**Element data from apps and pages:**
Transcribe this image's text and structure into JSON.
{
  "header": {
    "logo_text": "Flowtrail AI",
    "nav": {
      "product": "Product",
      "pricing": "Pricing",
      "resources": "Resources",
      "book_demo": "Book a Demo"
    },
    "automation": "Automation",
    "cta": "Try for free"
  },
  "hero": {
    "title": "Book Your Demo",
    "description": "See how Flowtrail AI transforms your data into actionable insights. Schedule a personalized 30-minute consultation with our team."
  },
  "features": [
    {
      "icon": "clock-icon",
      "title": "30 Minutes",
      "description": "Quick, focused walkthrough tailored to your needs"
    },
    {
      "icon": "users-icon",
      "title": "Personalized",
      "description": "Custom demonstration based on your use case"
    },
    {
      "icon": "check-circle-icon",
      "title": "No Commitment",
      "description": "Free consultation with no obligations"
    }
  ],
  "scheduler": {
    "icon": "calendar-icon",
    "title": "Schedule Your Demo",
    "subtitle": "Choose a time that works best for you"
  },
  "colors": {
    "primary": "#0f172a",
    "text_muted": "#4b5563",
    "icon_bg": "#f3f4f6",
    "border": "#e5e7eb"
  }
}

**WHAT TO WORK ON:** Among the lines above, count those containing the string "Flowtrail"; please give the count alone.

**REPLY TO THE TASK:** 2